A relatively under-explored area in this festival is the avant-garde documentary. One high-profile experimental feature was “Decasia,” but audiences were unprepared for Bill Morrison’s feature-length montage of deteriorating celluloid images. The walkout rate was said to be about 50 percent, but one at least one who stayed until the end, Francesca Talenti, a Chapel Hill filmmaker and recent Sundance honoree for her experimental short “The Planets,” was a fervent admirer.
With another year of consistently powerful programming, the Full Frame fest’s place on the festival map seems more and more secure. The diversity of the films was frequently breathtaking, and to one juror, Alan Berliner, presented something of a dilemma. “The films were so good and so different that it’s hard to judge them,” he said. Berliner agreed that it might be time to devise prizes that reward “different dimensions” of the documentary art, but cautioned against creating genres.
Another issue that may confront the festival as it continues to grow in influence is the role of corporate sponsorship. One longstanding attendee, a local production veteran named Caroline Scott complained midway through the weekend that the festival had become overstuffed with well-funded mainstream product. “I always check funding credits at the beginning and end to see if there is sponsorship from institutions like American Experience,” she confided. “If there is, I don’t submit an audience award ballot.”
But such were the riches of this year’s Full Frame fest that Scott was seen beaming in the plaza outside the Carolina Theater during the awards ceremony. She had just found her ultimate DIY documentary, “the one that made the whole weekend worthwhile.” It was a film called “Missing Allen: The Man Who Became a Camera,” a film from German director Christian Bauer that, from her description, seemed to be a sort of Paul Auster-meets-“The Vanishing” experience. Scott then launched into a happy reverie about the film as hundreds of sated documentary lovers munched on barbecue and cornbread, while waiting patiently for the awards ceremony to begin.
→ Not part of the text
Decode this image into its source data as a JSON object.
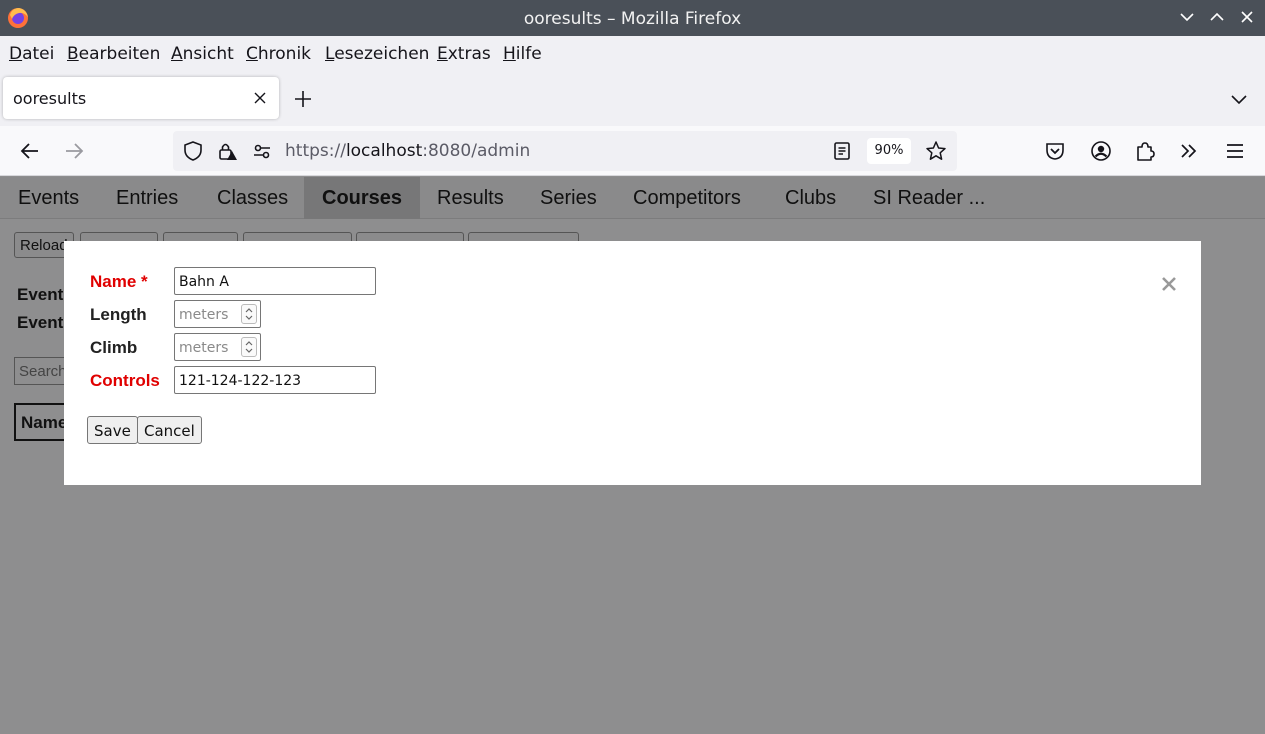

[David Fellerath is a reviewer and columnist for the Independent Weekly in Durham, N.C.]